We’ve decided to buy a scooter. Although we can get anywhere and do anything by walking, riding our bike, or taking taxis (mostly just walking, though) there are times when it would be beneficial to get somewhere fast. For instance, when we realize we don’t actually have any chicken halfway through making chicken enchiladas for dinner. We can’t really hoof it down to La Colonia and back in a few minutes. Plus, it would allow us to get to Masaya, Managua, or elsewhere on an as-needed basis, though this would be in borderline emergency cases. For non-emergencies we’re fine taking the bus or hiring our friend Bosco who owns Eleda Transporte to drive us out of town.

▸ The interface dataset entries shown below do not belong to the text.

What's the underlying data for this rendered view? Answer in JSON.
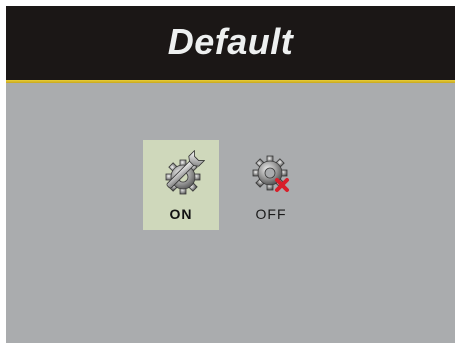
{
  "header": {
    "title": "Default"
  },
  "colors": {
    "header_bg": "#1b1716",
    "accent_line": "#e0c22a",
    "screen_bg": "#aaacae",
    "selected_bg": "#cfd8bb",
    "off_mark": "#d81f2a"
  },
  "options": [
    {
      "label": "ON",
      "icon": "gear-wrench-icon",
      "selected": true
    },
    {
      "label": "OFF",
      "icon": "gear-cross-icon",
      "selected": false
    }
  ]
}
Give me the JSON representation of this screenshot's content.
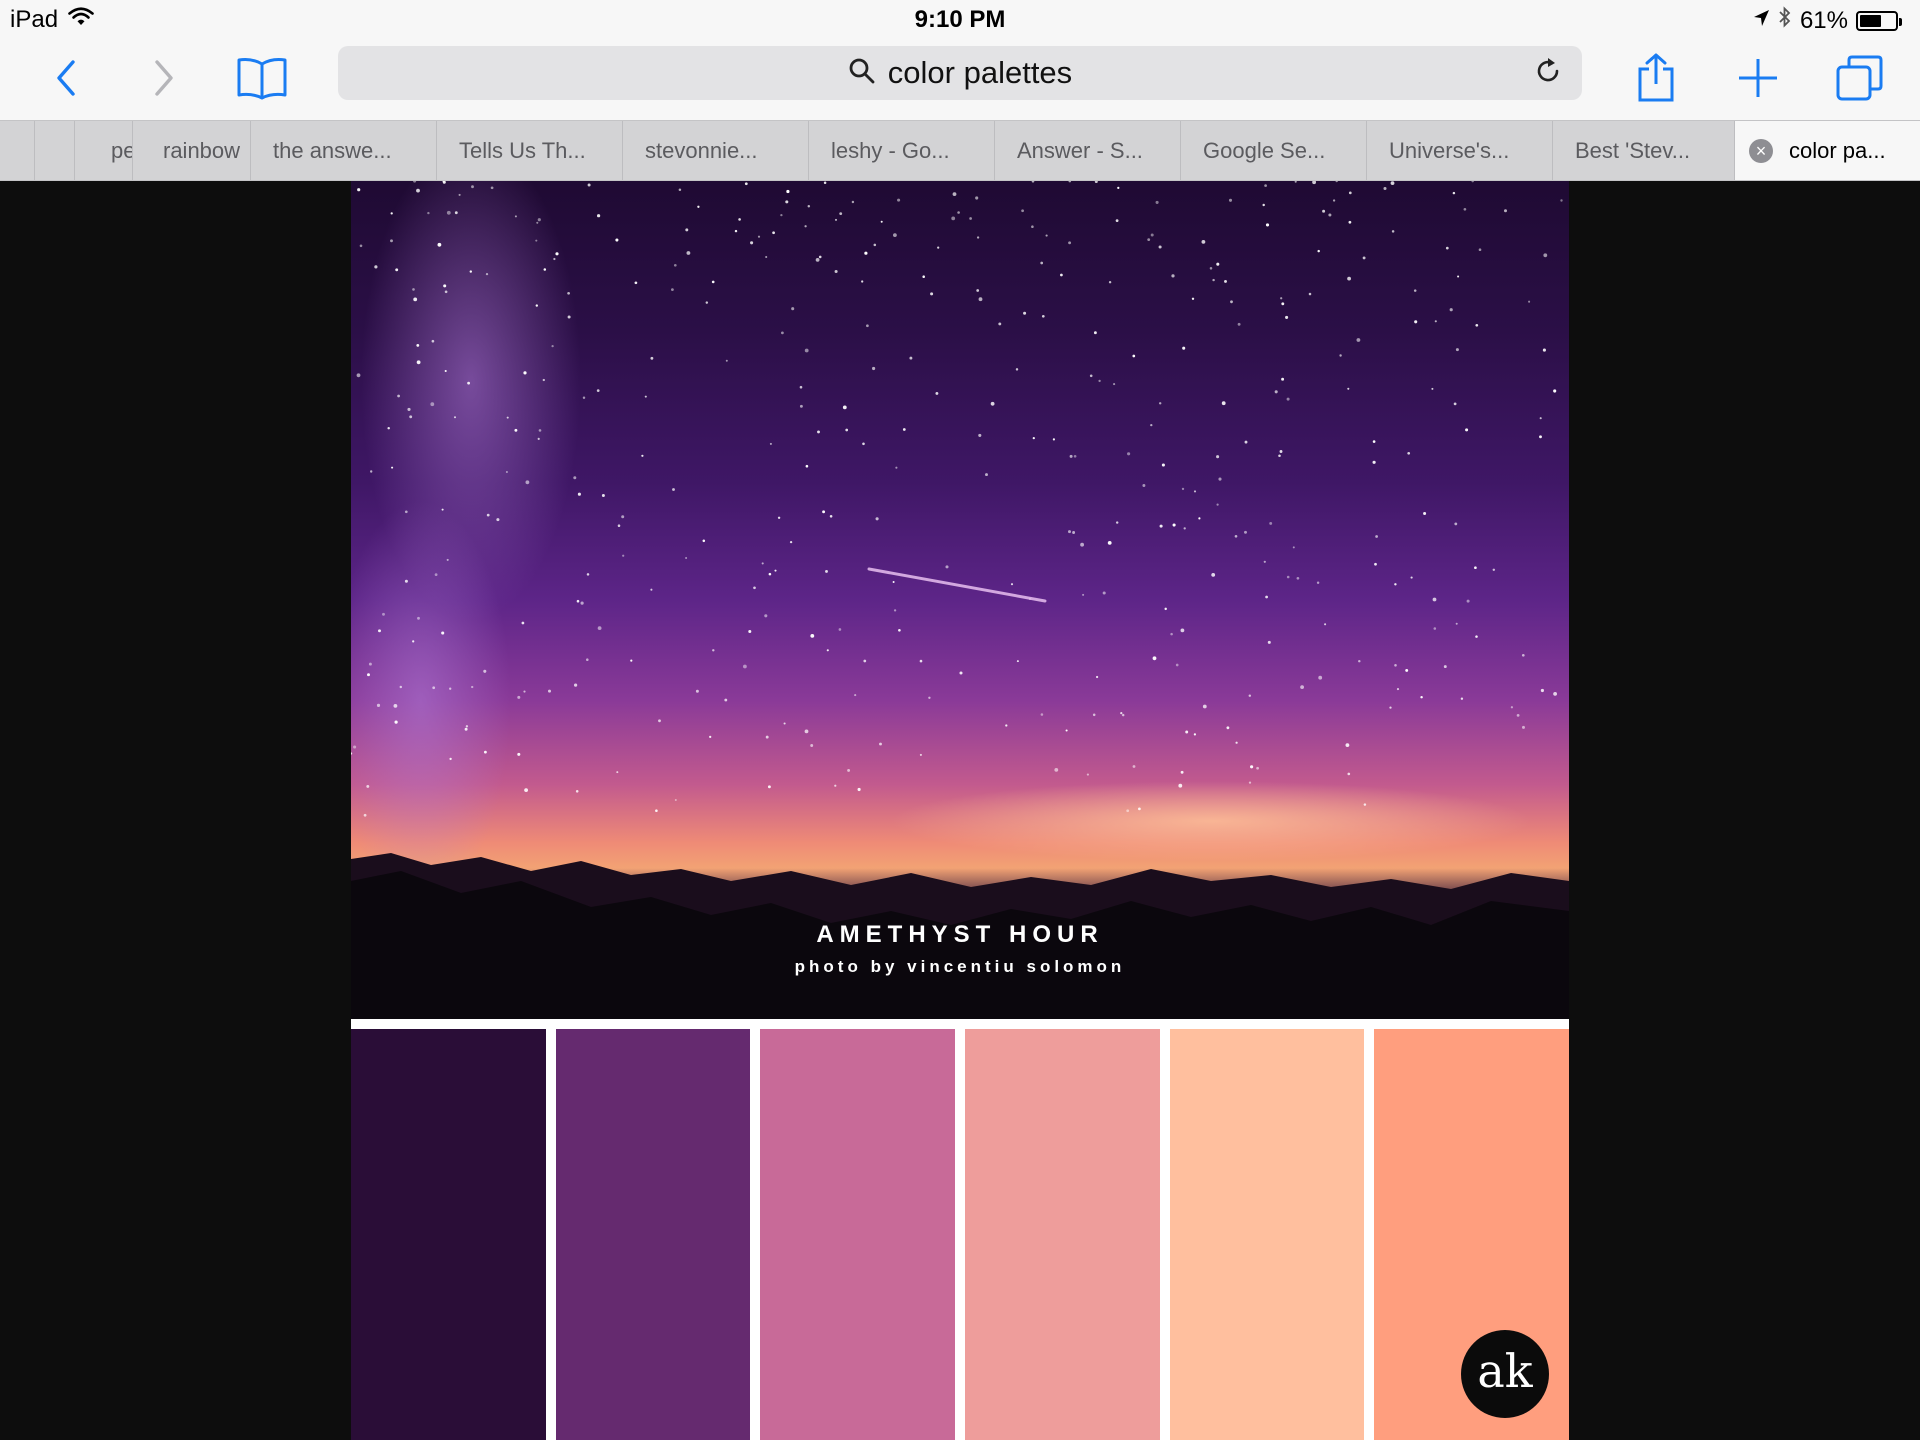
{
  "status_bar": {
    "device": "iPad",
    "time": "9:10 PM",
    "battery_percent": "61%",
    "battery_level": 0.61,
    "icons": [
      "wifi-icon",
      "location-arrow-icon",
      "bluetooth-icon",
      "battery-icon"
    ]
  },
  "toolbar": {
    "address_text": "color palettes",
    "icons": [
      "back-chevron-icon",
      "forward-chevron-icon",
      "bookmarks-book-icon",
      "search-icon",
      "reload-icon",
      "share-icon",
      "new-tab-plus-icon",
      "tabs-overview-icon"
    ]
  },
  "tabs": [
    {
      "label": ""
    },
    {
      "label": "pe"
    },
    {
      "label": "rainbow"
    },
    {
      "label": "the answe..."
    },
    {
      "label": "Tells Us Th..."
    },
    {
      "label": "stevonnie..."
    },
    {
      "label": "leshy - Go..."
    },
    {
      "label": "Answer - S..."
    },
    {
      "label": "Google Se..."
    },
    {
      "label": "Universe's..."
    },
    {
      "label": "Best 'Stev..."
    },
    {
      "label": "color pa...",
      "active": true
    }
  ],
  "page": {
    "palette_title": "AMETHYST HOUR",
    "photo_credit": "photo by vincentiu solomon",
    "logo_text": "ak",
    "swatches": [
      {
        "color": "#2a0d37"
      },
      {
        "color": "#652a6f"
      },
      {
        "color": "#c86a98"
      },
      {
        "color": "#ee9d9b"
      },
      {
        "color": "#ffbf9e"
      },
      {
        "color": "#ff9e7e"
      }
    ]
  },
  "colors": {
    "accent": "#1a7cf2",
    "chrome": "#f7f7f7",
    "tab_strip": "#d3d3d5"
  }
}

Buying a vehicle in Nicaragua for non-residents is a bit of a trick. Vehicles have to be registered, but you can’t register a vehicle in your name unless you are a resident. What has to be done involves a lawyer and some specialized documents that, basically, leave the registration with the previous owner (or some other resident, like a Nica friend you might have) but gives ownership and responsibility to you. This bit of info becomes very important on Day 2 of this adventure, by the way.
We found a used scooter for sale by a nurse in Masaya for $650. The 2012 model of this one, to be exact:

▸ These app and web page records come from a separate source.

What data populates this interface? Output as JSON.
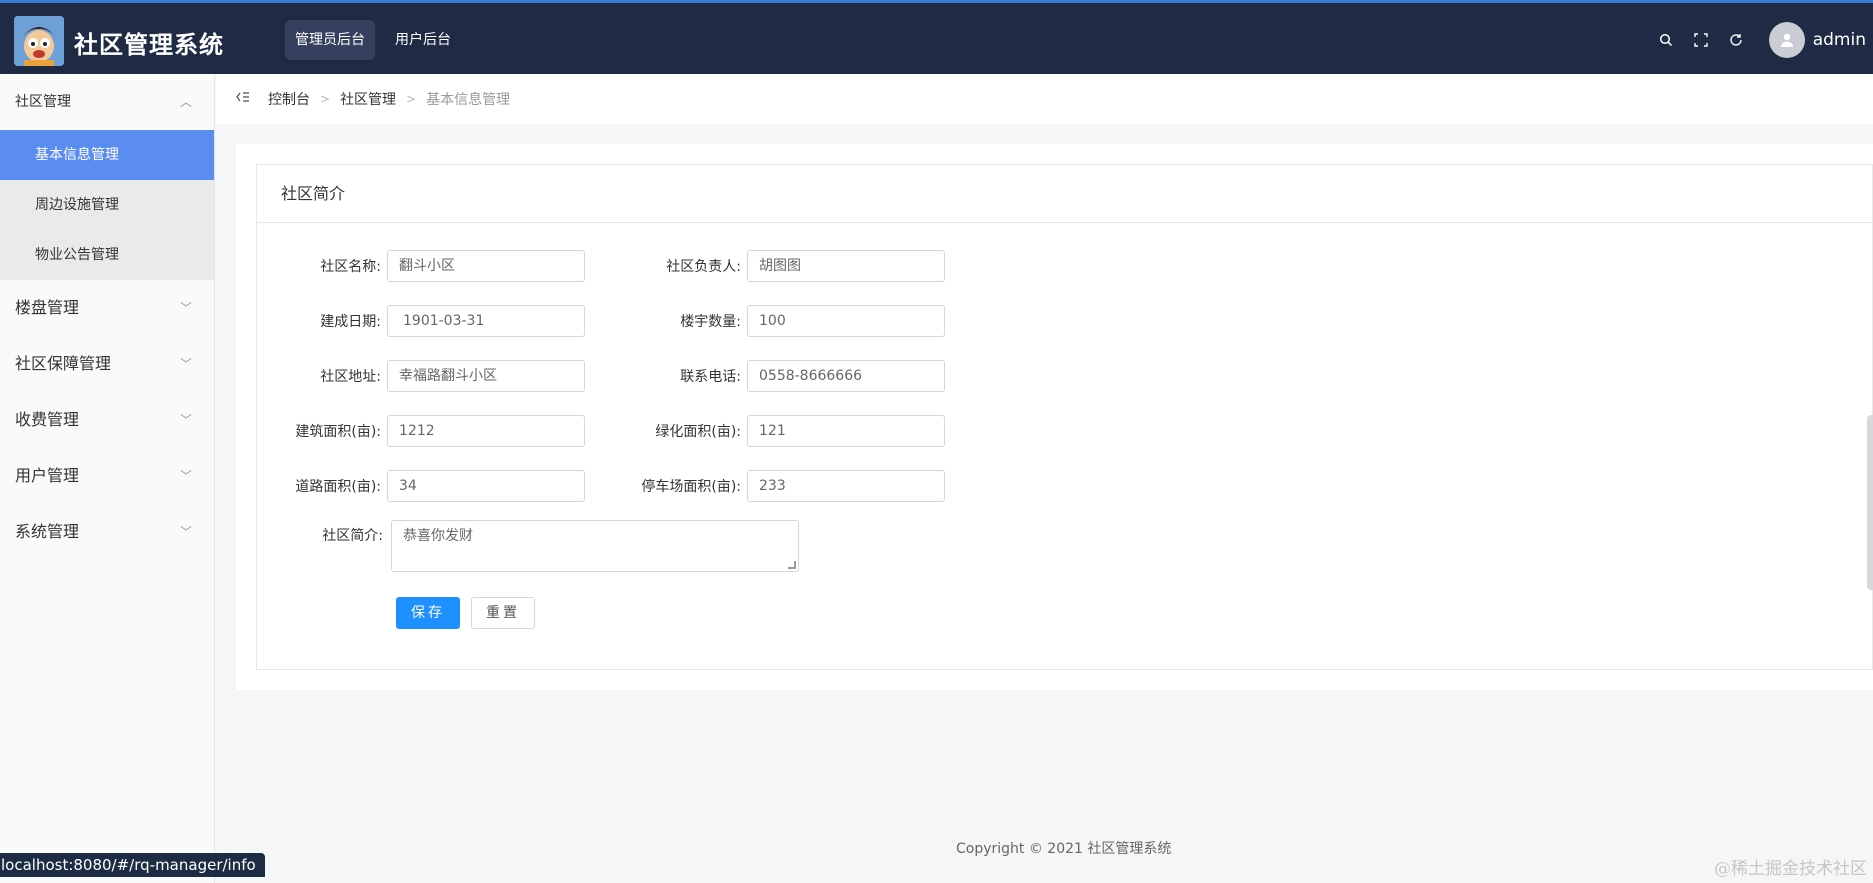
{
  "app": {
    "title": "社区管理系统"
  },
  "topnav": [
    {
      "label": "管理员后台",
      "active": true
    },
    {
      "label": "用户后台",
      "active": false
    }
  ],
  "user": {
    "name": "admin"
  },
  "sidebar": {
    "groups": [
      {
        "label": "社区管理",
        "expanded": true,
        "items": [
          {
            "label": "基本信息管理",
            "active": true
          },
          {
            "label": "周边设施管理",
            "active": false
          },
          {
            "label": "物业公告管理",
            "active": false
          }
        ]
      },
      {
        "label": "楼盘管理",
        "expanded": false
      },
      {
        "label": "社区保障管理",
        "expanded": false
      },
      {
        "label": "收费管理",
        "expanded": false
      },
      {
        "label": "用户管理",
        "expanded": false
      },
      {
        "label": "系统管理",
        "expanded": false
      }
    ]
  },
  "breadcrumb": [
    "控制台",
    "社区管理",
    "基本信息管理"
  ],
  "card": {
    "title": "社区简介"
  },
  "form": {
    "name_label": "社区名称:",
    "name_value": "翻斗小区",
    "leader_label": "社区负责人:",
    "leader_value": "胡图图",
    "built_label": "建成日期:",
    "built_value": "1901-03-31",
    "buildings_label": "楼宇数量:",
    "buildings_value": "100",
    "address_label": "社区地址:",
    "address_value": "幸福路翻斗小区",
    "phone_label": "联系电话:",
    "phone_value": "0558-8666666",
    "construct_label": "建筑面积(亩):",
    "construct_value": "1212",
    "green_label": "绿化面积(亩):",
    "green_value": "121",
    "road_label": "道路面积(亩):",
    "road_value": "34",
    "parking_label": "停车场面积(亩):",
    "parking_value": "233",
    "intro_label": "社区简介:",
    "intro_value": "恭喜你发财",
    "save_label": "保存",
    "reset_label": "重置"
  },
  "footer": {
    "copyright": "Copyright © 2021 社区管理系统"
  },
  "status": {
    "url": "localhost:8080/#/rq-manager/info"
  },
  "watermark": "@稀土掘金技术社区",
  "colors": {
    "topbar": "#1f2a44",
    "accent": "#1e90ff",
    "sidebar_active": "#5b8cf0"
  }
}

We were all set to go meet her in Masaya at 7:00pm to purchase it. We even went out and bought helmets from an old woman in her 80’s who sells motorcycle helmets outside of her shack across from the cemetery. That’s not a joke. And what an incredibly sweet, nice old lady she turned out to be. We got one helmet for myself and one for Levi. These helmets, to be exact:

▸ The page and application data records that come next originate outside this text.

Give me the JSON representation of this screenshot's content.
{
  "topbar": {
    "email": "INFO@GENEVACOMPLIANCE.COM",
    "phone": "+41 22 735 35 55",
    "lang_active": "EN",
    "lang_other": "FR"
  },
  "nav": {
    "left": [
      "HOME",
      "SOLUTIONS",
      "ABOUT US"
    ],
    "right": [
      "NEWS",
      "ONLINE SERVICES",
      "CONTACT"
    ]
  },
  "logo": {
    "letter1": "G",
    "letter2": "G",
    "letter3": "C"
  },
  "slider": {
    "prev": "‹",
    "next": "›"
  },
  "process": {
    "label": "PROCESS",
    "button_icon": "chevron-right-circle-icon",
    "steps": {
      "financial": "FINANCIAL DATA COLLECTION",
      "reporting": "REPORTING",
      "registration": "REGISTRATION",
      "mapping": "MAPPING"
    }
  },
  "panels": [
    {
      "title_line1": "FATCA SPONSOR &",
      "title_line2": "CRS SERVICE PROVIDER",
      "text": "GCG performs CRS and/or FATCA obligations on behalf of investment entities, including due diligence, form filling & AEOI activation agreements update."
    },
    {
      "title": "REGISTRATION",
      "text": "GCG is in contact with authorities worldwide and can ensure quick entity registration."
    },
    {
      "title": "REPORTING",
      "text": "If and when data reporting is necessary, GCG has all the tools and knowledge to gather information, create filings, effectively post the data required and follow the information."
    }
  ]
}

We scheduled Bosco to take us to Masaya. The plan was for us to go out there, buy the scooter, then Roberta and Levi would ride back to Granada with Bosco while I – having NEVER DRIVEN A SCOOTER BEFORE – would drive the scooter back. At night. 10 miles on the highway.
But then we got a call from the seller informing us that she’d gotten in a wreck. Yeah. A wreck. Not on the scooter! But in a car, and she was going to have to reschedule for the next day because she needed to deal with wreck related issues.
We called Bosco and cancelled the trip and then Levi and I just sat around the house in our super cool helmets feeling sorry for ourselves.
Your post came at just the right time. My wife and I are visiting Nicaragua in a few months and I’ve been trying to figure out if we should rent a car or find someone to drive us around. Your mention of Eleda Transporte may have been the answer I was looking for. Your recommendation and his Trip Advisor reviews make Bosco sound like a perfect solution.
I’m glad you found the post useful! Yes, Bosco is a great guy and runs a tight ship. I had to visit New York in October. He picked me up from our house at 4:30 am to take me to the airport, and then was waiting for me at the airport when I returned five days later…and didn’t charge me until then, not before.